Scientists have stumbled upon an ancient retrovirus that had likely been spread across the planet 15 to 30 million years ago.
Retroviruses can be found throughout all nature, and they include such deadly diseases as the dreaded human immunodeficiency virus (HIV) as well as human T-cell leukaemia virus. This particular ancient virus, part of a group called ERV-Fc, is believed to have infected a wide range of carnivores, primates, and rodents alike millions of years ago, according to an eLIFE statement.
Scientists believe that this ancient virus ERV-Fc was so widespread that Antarctica and Australia were the only continents untouched by it, and it may have crossed species boundaries 20 times.
The study was conducted by researchers at Boston College, who had their work cut out for them finding evidence of this virus, considering that viruses don’t leave fossils behind and therefore it’s tough to know how they’ve originated and evolved over the billions of years of history of life on Earth.

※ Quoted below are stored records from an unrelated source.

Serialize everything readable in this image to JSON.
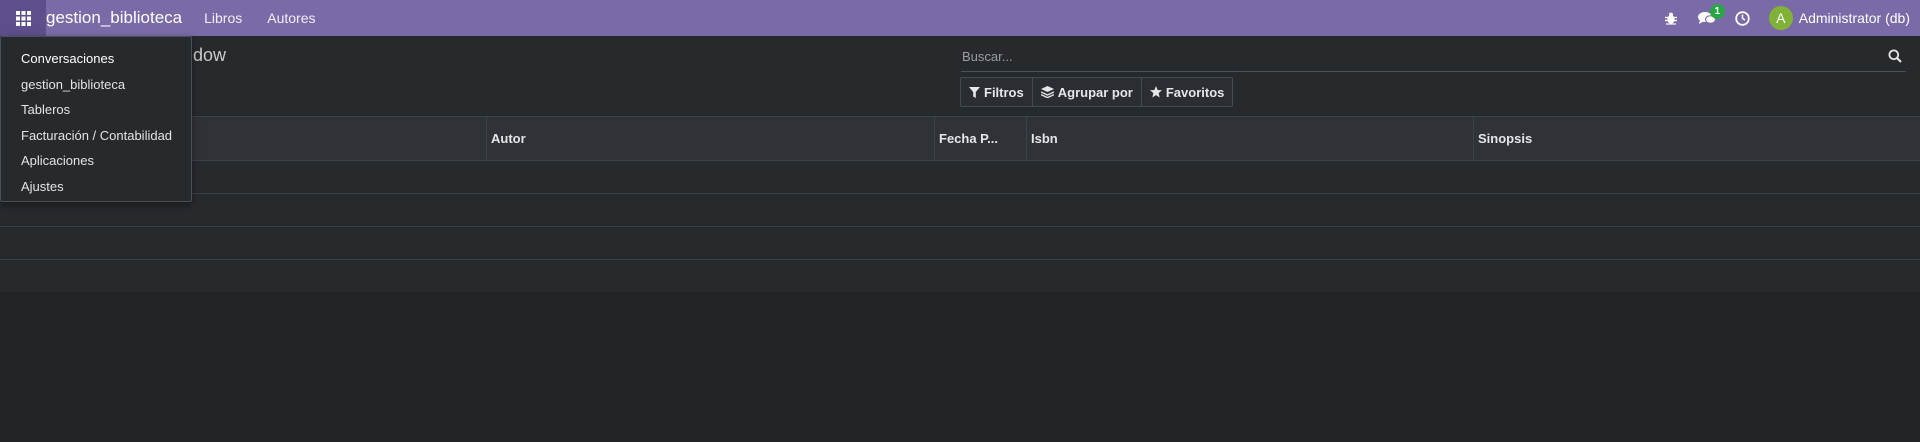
{
  "navbar": {
    "brand": "gestion_biblioteca",
    "menu": [
      "Libros",
      "Autores"
    ],
    "icons": {
      "apps": "grid-icon",
      "debug": "bug-icon",
      "messages": "chat-icon",
      "activities": "clock-icon"
    },
    "messages_badge": "1",
    "user_initial": "A",
    "user_name": "Administrator (db)",
    "colors": {
      "bar": "#7a6aa8",
      "avatar": "#7fb236",
      "badge": "#28a745"
    }
  },
  "control_panel": {
    "title_visible_part": "dow",
    "search": {
      "placeholder": "Buscar...",
      "value": ""
    },
    "buttons": {
      "filters": "Filtros",
      "group_by": "Agrupar por",
      "favorites": "Favoritos"
    }
  },
  "table": {
    "columns": [
      "Autor",
      "Fecha P...",
      "Isbn",
      "Sinopsis"
    ],
    "empty_rows": 4
  },
  "apps_menu": {
    "items": [
      "Conversaciones",
      "gestion_biblioteca",
      "Tableros",
      "Facturación / Contabilidad",
      "Aplicaciones",
      "Ajustes"
    ]
  }
}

“Viruses have been with us for billions of years, and exist everywhere that life is found. They therefore have a significant impact on the ecology and evolution of all organisms, from bacteria to humans,” study co-author Welkin Johnson, Professor of Biology at Boston College, said in the statement. “Unfortunately, viruses do not leave fossils behind, meaning we know very little about how they originate and evolve. Over the course of millions of years, however, viral genetic sequences accumulate in the DNA genomes of living organisms, including humans, and can serve as molecular ‘fossils’ for exploring the natural history of viruses and their hosts.”
Researchers were able to find a remnant of one of these viruses, and determine where they would have been found in the ancient world and how they would have adapted to live inside mammals. They searched mammalian genome sequence databases for the ERV-Fc virus, and then compared the sequences. Then, they reconstructed the proteins sequence representing the ERV-Fc virus in that species — a process that could prove invaluable in the future for learning more about the ancient world.

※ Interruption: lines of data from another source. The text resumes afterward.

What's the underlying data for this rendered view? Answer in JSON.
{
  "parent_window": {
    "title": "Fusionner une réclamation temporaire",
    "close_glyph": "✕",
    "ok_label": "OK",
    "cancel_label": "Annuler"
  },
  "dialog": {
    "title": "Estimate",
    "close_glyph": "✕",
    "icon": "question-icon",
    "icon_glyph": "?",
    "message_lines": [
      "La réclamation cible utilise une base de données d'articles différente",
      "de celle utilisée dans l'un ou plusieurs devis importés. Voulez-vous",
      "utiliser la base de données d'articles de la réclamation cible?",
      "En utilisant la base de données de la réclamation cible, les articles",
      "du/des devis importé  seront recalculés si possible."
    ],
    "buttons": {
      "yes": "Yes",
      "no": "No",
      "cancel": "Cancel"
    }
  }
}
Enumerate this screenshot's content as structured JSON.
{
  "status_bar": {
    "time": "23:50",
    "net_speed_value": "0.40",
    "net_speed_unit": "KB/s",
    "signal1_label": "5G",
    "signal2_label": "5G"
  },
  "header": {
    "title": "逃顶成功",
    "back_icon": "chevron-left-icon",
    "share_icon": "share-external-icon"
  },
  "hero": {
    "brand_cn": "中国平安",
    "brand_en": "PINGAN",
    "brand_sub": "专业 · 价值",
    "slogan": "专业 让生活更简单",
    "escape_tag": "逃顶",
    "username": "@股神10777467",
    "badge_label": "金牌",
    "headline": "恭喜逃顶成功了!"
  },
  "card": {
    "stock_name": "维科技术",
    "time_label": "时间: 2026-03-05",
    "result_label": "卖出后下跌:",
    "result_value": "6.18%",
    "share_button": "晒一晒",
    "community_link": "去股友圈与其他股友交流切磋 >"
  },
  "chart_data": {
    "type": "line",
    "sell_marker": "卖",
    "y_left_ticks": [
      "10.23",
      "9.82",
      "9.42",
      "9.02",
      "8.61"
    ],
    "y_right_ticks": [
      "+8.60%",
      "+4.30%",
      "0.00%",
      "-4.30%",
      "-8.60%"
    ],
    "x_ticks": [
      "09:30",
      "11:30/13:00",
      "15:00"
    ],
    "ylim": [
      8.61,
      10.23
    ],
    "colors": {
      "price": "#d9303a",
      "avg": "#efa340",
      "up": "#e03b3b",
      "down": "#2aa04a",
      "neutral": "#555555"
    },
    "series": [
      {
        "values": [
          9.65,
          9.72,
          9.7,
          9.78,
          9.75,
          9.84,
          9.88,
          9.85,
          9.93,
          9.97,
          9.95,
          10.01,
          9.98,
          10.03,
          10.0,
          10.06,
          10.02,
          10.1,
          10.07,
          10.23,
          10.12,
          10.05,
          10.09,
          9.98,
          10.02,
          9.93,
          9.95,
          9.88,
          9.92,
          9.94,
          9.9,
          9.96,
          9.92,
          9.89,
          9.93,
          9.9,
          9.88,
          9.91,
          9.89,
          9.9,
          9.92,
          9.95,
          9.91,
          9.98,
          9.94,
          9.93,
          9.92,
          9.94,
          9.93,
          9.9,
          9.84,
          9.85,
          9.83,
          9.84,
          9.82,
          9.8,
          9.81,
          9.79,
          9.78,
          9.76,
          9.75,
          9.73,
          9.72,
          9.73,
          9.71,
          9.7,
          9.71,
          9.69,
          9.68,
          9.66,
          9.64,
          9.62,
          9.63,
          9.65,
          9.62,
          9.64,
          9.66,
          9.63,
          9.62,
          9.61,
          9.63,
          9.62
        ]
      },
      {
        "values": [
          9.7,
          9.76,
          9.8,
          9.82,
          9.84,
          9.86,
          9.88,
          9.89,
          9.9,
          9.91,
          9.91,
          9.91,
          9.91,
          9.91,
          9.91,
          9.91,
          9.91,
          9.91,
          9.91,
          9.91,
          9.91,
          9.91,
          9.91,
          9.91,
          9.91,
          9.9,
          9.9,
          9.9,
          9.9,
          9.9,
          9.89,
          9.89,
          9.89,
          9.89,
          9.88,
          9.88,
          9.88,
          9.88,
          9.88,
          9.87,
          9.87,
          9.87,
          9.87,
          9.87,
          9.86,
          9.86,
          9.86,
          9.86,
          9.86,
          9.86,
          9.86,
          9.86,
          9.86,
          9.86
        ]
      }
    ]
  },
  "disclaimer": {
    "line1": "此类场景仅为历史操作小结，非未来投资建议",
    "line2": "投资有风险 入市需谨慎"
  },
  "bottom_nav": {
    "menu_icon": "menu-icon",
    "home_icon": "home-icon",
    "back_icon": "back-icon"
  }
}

“The challenge will now be to use ancient viral sequences for looking back in time, which may prove insightful for predicting the long-term consequences of newly emerging viral infections,” lead author William E. Diehl from the University of Massachusetts said in the statement. “For example, we could potentially assess the impact of HIV on human health 30 million years from now. The method will allow us to better understand when and why new viruses emerge and how long-term contact with them impacts the evolution of host organisms.”